Art and design are still there to be appreciated and are now accessible to all. Artistic creation is still important. . . what about computer generated images? These are real art too; we have used different media through the ages and these are no different.

The pathway

There are stepping stones to my ideal e classroom. We don’t want to throw out the baby with the bath water , and we have access to lots of programmes that appeal to children because they are competitive and fun. Kids like competition so use games like Spelling Force to reinforce spelling rules, maths sites like to reinforce basic facts. . . programmes like Bugwhack which often involve reading too. School Journal compilations and PM Reader are both digitised.

Knowledge is not owned by a priviledged few

The new knowledge economy is not one where those with skills are special or keep them to themselves. Look at You Tube, where we can access videos which we use now to enhance our presentations. Now we have greater sharing. We offer knowledge as a shared commodity that others can use to piggyback and scaffold even greater accomplishments. We can already freely access television programmes, music, recipes . . .

The reality

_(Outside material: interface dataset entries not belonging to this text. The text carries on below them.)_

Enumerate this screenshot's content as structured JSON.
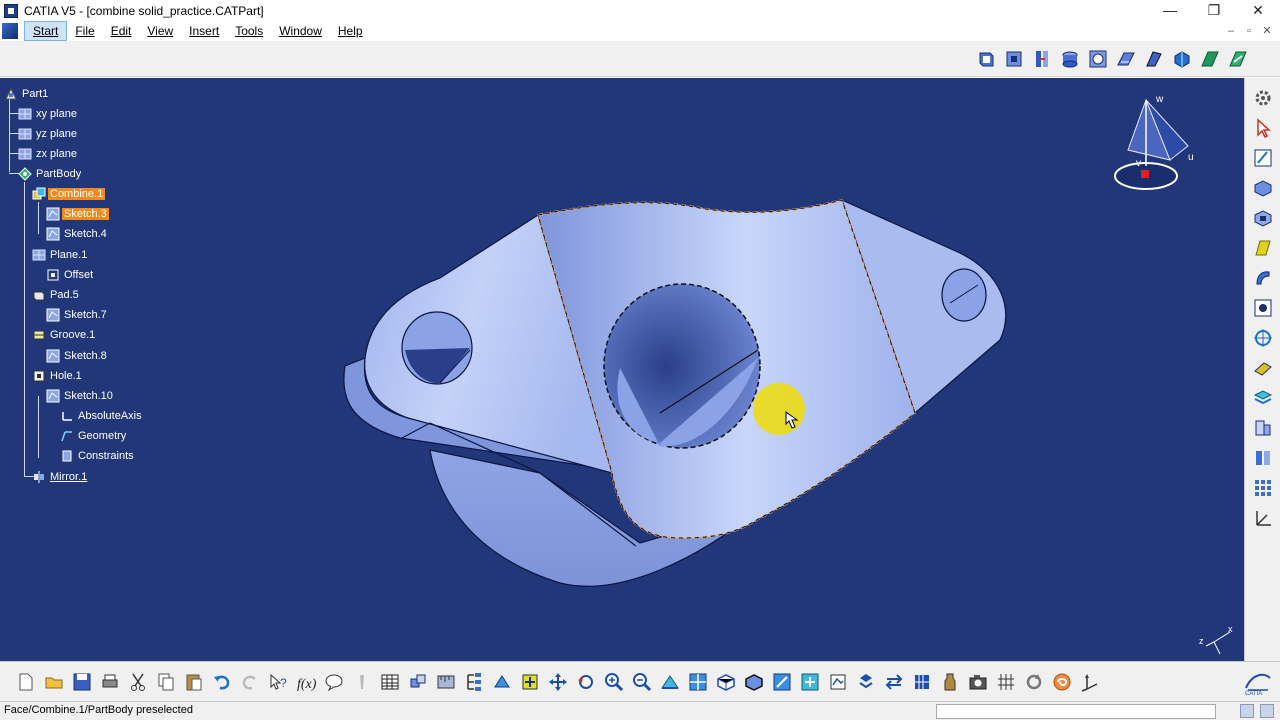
{
  "window": {
    "title": "CATIA V5 - [combine solid_practice.CATPart]",
    "controls": {
      "minimize": "—",
      "maximize": "❐",
      "close": "✕"
    }
  },
  "menubar": {
    "items": [
      {
        "label": "Start"
      },
      {
        "label": "File"
      },
      {
        "label": "Edit"
      },
      {
        "label": "View"
      },
      {
        "label": "Insert"
      },
      {
        "label": "Tools"
      },
      {
        "label": "Window"
      },
      {
        "label": "Help"
      }
    ],
    "mdi_controls": {
      "minimize": "–",
      "restore": "▫",
      "close": "✕"
    }
  },
  "colors": {
    "viewport_bg": "#22377a",
    "part_face": "#a8bbf0",
    "selection_highlight": "#f08a1c",
    "preselect_outline": "#e8a060",
    "cursor_highlight": "#ecdc14"
  },
  "spec_tree": {
    "nodes": [
      {
        "label": "Part1",
        "icon": "part-icon"
      },
      {
        "label": "xy plane",
        "icon": "plane-icon"
      },
      {
        "label": "yz plane",
        "icon": "plane-icon"
      },
      {
        "label": "zx plane",
        "icon": "plane-icon"
      },
      {
        "label": "PartBody",
        "icon": "partbody-icon"
      },
      {
        "label": "Combine.1",
        "icon": "combine-icon",
        "selected": true
      },
      {
        "label": "Sketch.3",
        "icon": "sketch-icon",
        "selected": true
      },
      {
        "label": "Sketch.4",
        "icon": "sketch-icon"
      },
      {
        "label": "Plane.1",
        "icon": "plane-icon"
      },
      {
        "label": "Offset",
        "icon": "parameter-icon"
      },
      {
        "label": "Pad.5",
        "icon": "pad-icon"
      },
      {
        "label": "Sketch.7",
        "icon": "sketch-icon"
      },
      {
        "label": "Groove.1",
        "icon": "groove-icon"
      },
      {
        "label": "Sketch.8",
        "icon": "sketch-icon"
      },
      {
        "label": "Hole.1",
        "icon": "hole-icon"
      },
      {
        "label": "Sketch.10",
        "icon": "sketch-icon"
      },
      {
        "label": "AbsoluteAxis",
        "icon": "axis-icon"
      },
      {
        "label": "Geometry",
        "icon": "geometry-icon"
      },
      {
        "label": "Constraints",
        "icon": "constraints-icon"
      },
      {
        "label": "Mirror.1",
        "icon": "mirror-icon",
        "underlined": true
      }
    ]
  },
  "compass": {
    "u": "u",
    "v": "v",
    "w": "w"
  },
  "mini_axis": {
    "x": "x",
    "z": "z"
  },
  "status": {
    "message": "Face/Combine.1/PartBody preselected",
    "command_input": ""
  }
}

The e classroom, the global classroom is already here. We need teachers who can guide students along fascinating pathways they might not otherwise travel and do so safely, because without us they will still travel. Better to have a guide rather than stick to narrow pathways, roads well travelled or dangerous alleyways.